As watchdog groups warned that the merger could increase premium prices and violate antitrust laws, Aetna — which posted $60.3 billion in total revenue last year — spent a total of $4.1 million lobbying the federal government, including the office of the president, during 2015. As part of that lobbying effort, the company spent $3 million on lobbying by its own officials, and federal records show it employed a total of 25 former federal officials as lobbyists in 2015 — including many who worked on legal and antitrust issues during their time in government. In all, employees of Humana, Aetna and Aetna's outside lobbying firms have delivered more than $1.4 million worth of campaign contributions to Barack Obama's presidential campaigns, according to data compiled by PoliticalMoneyLine.com.

Federal records show that since mid-2015 — when the proposed Aetna-Humana merger was first announced —  Aetna spent $460,000 to sign up five outside lobbying firms whose federal records list the merger as an issue they are working on. Those five firms list 15 former government officials-turned-lobbyists working for Aetna in 2015.

According to federal lobbying records, that includes Seth Bloom, a former general counsel for the Senate antitrust subcommittee; Deborah Pryce, a former Republican congresswoman and House Republican Conference chairwoman; Joseph Gibson, a former counsel in the Justice Department’s antitrust division; Malloy McDaniel, a former top aide to Senate Majority Leader Mitch McConnell; Kristi Remington, a former deputy attorney general in George W. Bush’s administration; Cindy Brown, a former chief of staff to Wisconsin Democratic Rep. Ron Kind; and Mike McKay, a former aide to New York Democratic Rep. Greg Meeks.

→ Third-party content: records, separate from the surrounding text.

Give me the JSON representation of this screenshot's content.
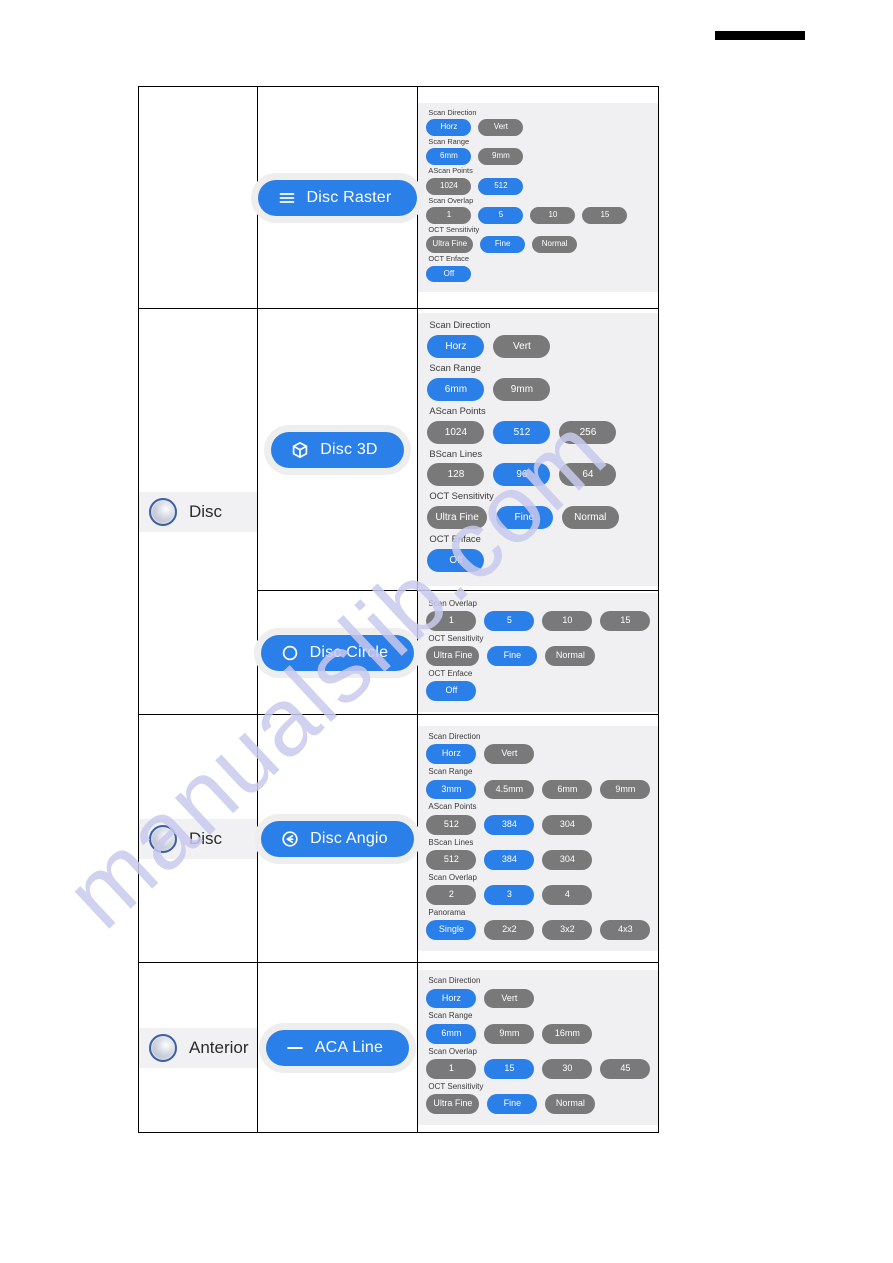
{
  "document": {
    "redaction_bar": true,
    "watermark": "manualslib.com"
  },
  "table": {
    "rows": [
      {
        "category": null,
        "scan_button": {
          "label": "Disc Raster",
          "icon": "lines-icon"
        },
        "panel_size": "small",
        "settings": [
          {
            "label": "Scan Direction",
            "options": [
              {
                "text": "Horz",
                "selected": true
              },
              {
                "text": "Vert",
                "selected": false
              }
            ]
          },
          {
            "label": "Scan Range",
            "options": [
              {
                "text": "6mm",
                "selected": true
              },
              {
                "text": "9mm",
                "selected": false
              }
            ]
          },
          {
            "label": "AScan Points",
            "options": [
              {
                "text": "1024",
                "selected": false
              },
              {
                "text": "512",
                "selected": true
              }
            ]
          },
          {
            "label": "Scan Overlap",
            "options": [
              {
                "text": "1",
                "selected": false
              },
              {
                "text": "5",
                "selected": true
              },
              {
                "text": "10",
                "selected": false
              },
              {
                "text": "15",
                "selected": false
              }
            ]
          },
          {
            "label": "OCT Sensitivity",
            "options": [
              {
                "text": "Ultra Fine",
                "selected": false
              },
              {
                "text": "Fine",
                "selected": true
              },
              {
                "text": "Normal",
                "selected": false
              }
            ]
          },
          {
            "label": "OCT Enface",
            "options": [
              {
                "text": "Off",
                "selected": true
              }
            ]
          }
        ]
      },
      {
        "category": {
          "label": "Disc",
          "icon": "eye-lens-icon"
        },
        "scan_button": {
          "label": "Disc 3D",
          "icon": "cube-icon"
        },
        "panel_size": "big",
        "settings": [
          {
            "label": "Scan Direction",
            "options": [
              {
                "text": "Horz",
                "selected": true
              },
              {
                "text": "Vert",
                "selected": false
              }
            ]
          },
          {
            "label": "Scan Range",
            "options": [
              {
                "text": "6mm",
                "selected": true
              },
              {
                "text": "9mm",
                "selected": false
              }
            ]
          },
          {
            "label": "AScan Points",
            "options": [
              {
                "text": "1024",
                "selected": false
              },
              {
                "text": "512",
                "selected": true
              },
              {
                "text": "256",
                "selected": false
              }
            ]
          },
          {
            "label": "BScan Lines",
            "options": [
              {
                "text": "128",
                "selected": false
              },
              {
                "text": "96",
                "selected": true
              },
              {
                "text": "64",
                "selected": false
              }
            ]
          },
          {
            "label": "OCT Sensitivity",
            "options": [
              {
                "text": "Ultra Fine",
                "selected": false
              },
              {
                "text": "Fine",
                "selected": true
              },
              {
                "text": "Normal",
                "selected": false
              }
            ]
          },
          {
            "label": "OCT Enface",
            "options": [
              {
                "text": "Off",
                "selected": true
              }
            ]
          }
        ]
      },
      {
        "category": null,
        "scan_button": {
          "label": "Disc Circle",
          "icon": "circle-icon"
        },
        "panel_size": "med",
        "settings": [
          {
            "label": "Scan Overlap",
            "options": [
              {
                "text": "1",
                "selected": false
              },
              {
                "text": "5",
                "selected": true
              },
              {
                "text": "10",
                "selected": false
              },
              {
                "text": "15",
                "selected": false
              }
            ]
          },
          {
            "label": "OCT Sensitivity",
            "options": [
              {
                "text": "Ultra Fine",
                "selected": false
              },
              {
                "text": "Fine",
                "selected": true
              },
              {
                "text": "Normal",
                "selected": false
              }
            ]
          },
          {
            "label": "OCT Enface",
            "options": [
              {
                "text": "Off",
                "selected": true
              }
            ]
          }
        ]
      },
      {
        "category": {
          "label": "Disc",
          "icon": "eye-lens-icon"
        },
        "scan_button": {
          "label": "Disc Angio",
          "icon": "circle-arrow-left-icon"
        },
        "panel_size": "med",
        "settings": [
          {
            "label": "Scan Direction",
            "options": [
              {
                "text": "Horz",
                "selected": true
              },
              {
                "text": "Vert",
                "selected": false
              }
            ]
          },
          {
            "label": "Scan Range",
            "options": [
              {
                "text": "3mm",
                "selected": true
              },
              {
                "text": "4.5mm",
                "selected": false
              },
              {
                "text": "6mm",
                "selected": false
              },
              {
                "text": "9mm",
                "selected": false
              }
            ]
          },
          {
            "label": "AScan Points",
            "options": [
              {
                "text": "512",
                "selected": false
              },
              {
                "text": "384",
                "selected": true
              },
              {
                "text": "304",
                "selected": false
              }
            ]
          },
          {
            "label": "BScan Lines",
            "options": [
              {
                "text": "512",
                "selected": false
              },
              {
                "text": "384",
                "selected": true
              },
              {
                "text": "304",
                "selected": false
              }
            ]
          },
          {
            "label": "Scan Overlap",
            "options": [
              {
                "text": "2",
                "selected": false
              },
              {
                "text": "3",
                "selected": true
              },
              {
                "text": "4",
                "selected": false
              }
            ]
          },
          {
            "label": "Panorama",
            "options": [
              {
                "text": "Single",
                "selected": true
              },
              {
                "text": "2x2",
                "selected": false
              },
              {
                "text": "3x2",
                "selected": false
              },
              {
                "text": "4x3",
                "selected": false
              }
            ]
          }
        ]
      },
      {
        "category": {
          "label": "Anterior",
          "icon": "eye-lens-icon"
        },
        "scan_button": {
          "label": "ACA Line",
          "icon": "line-icon"
        },
        "panel_size": "med",
        "settings": [
          {
            "label": "Scan Direction",
            "options": [
              {
                "text": "Horz",
                "selected": true
              },
              {
                "text": "Vert",
                "selected": false
              }
            ]
          },
          {
            "label": "Scan Range",
            "options": [
              {
                "text": "6mm",
                "selected": true
              },
              {
                "text": "9mm",
                "selected": false
              },
              {
                "text": "16mm",
                "selected": false
              }
            ]
          },
          {
            "label": "Scan Overlap",
            "options": [
              {
                "text": "1",
                "selected": false
              },
              {
                "text": "15",
                "selected": true
              },
              {
                "text": "30",
                "selected": false
              },
              {
                "text": "45",
                "selected": false
              }
            ]
          },
          {
            "label": "OCT Sensitivity",
            "options": [
              {
                "text": "Ultra Fine",
                "selected": false
              },
              {
                "text": "Fine",
                "selected": true
              },
              {
                "text": "Normal",
                "selected": false
              }
            ]
          }
        ]
      }
    ]
  },
  "colors": {
    "accent_blue": "#2a7fe8",
    "pill_gray": "#797979",
    "panel_bg": "#f0f0f2",
    "category_bg": "#f1f1f3",
    "watermark": "#c9c9ee"
  }
}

Capping off that hiring blitz was news that the company’s overall lobbying efforts will be aided by Daschle, a Democratic power broker with close ties to the man at the top of the regulatory approval process — President Obama.

Daschle, a former Senate majority leader who left the legislative body in 2005, was one of the first backers of Obama’s 2008 run for president and provided a considerable amount of authority to the political newcomer’s campaign. He urged the then-senator to run for the White House in the first place and served as a behind-the-scenes liaison between senators and the campaign, ultimately playing an important role in upsetting then-Sen. Hillary Clinton’s support among the political elite. Daschle’s support resulted in a nomination to the president’s cabinet in 2009, as secretary of Health and Human Services, but he later withdrew his name amid concerns that he hadn’t fully paid his taxes. He opened a lobbying firm, the Daschle Group, just over a year ago, but didn’t register as a lobbyist until February.

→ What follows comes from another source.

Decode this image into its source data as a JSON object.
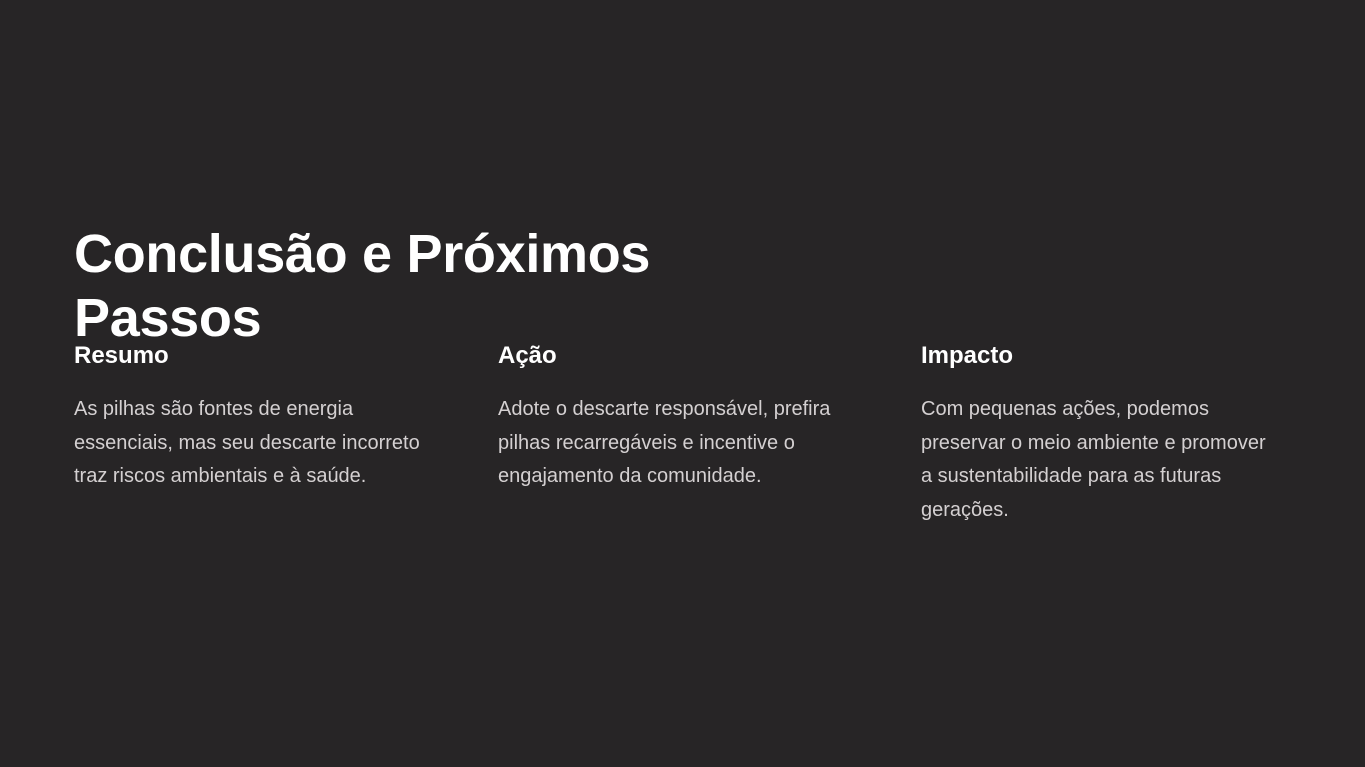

In his registration as an Aetna lobbyist, Daschle did not mention the merger specifically, and the Daschle Group issued a statement to International Business Times asserting that the merger "is not in the scope of our representation." The filings of the other five outside firms — Bloom Strategic Counsel, CGCN Group, West Front Strategies, Empire Consulting Group and the Gibson Group — mention the merger. Federal records show Aetna also employed four other lobbying firms on general healthcare policy matters.

Opponents of the Aetna-Humana merger include the American Medical Association and the Center for American Progress, a left-of-center think tank. A study conducted by CAP found that premiums are significantly cheaper for Medicare Advantage customers in counties where the companies compete, compared to those where just one provider is present. And, for seniors, the competition between the two lowers insurance premiums for Aetna and Humana by $302 and $43, respectively. The AMA contends that it would run afoul of antitrust guidelines in some states and says that at least half of the states in the U.S. could see reduced competition.

Supporters of the merger, including Aetna’s home state of Kentucky, which gave its official approval in February without public input, argue that it would have little impact on premiums and could improve efficiency and therefore lower costs.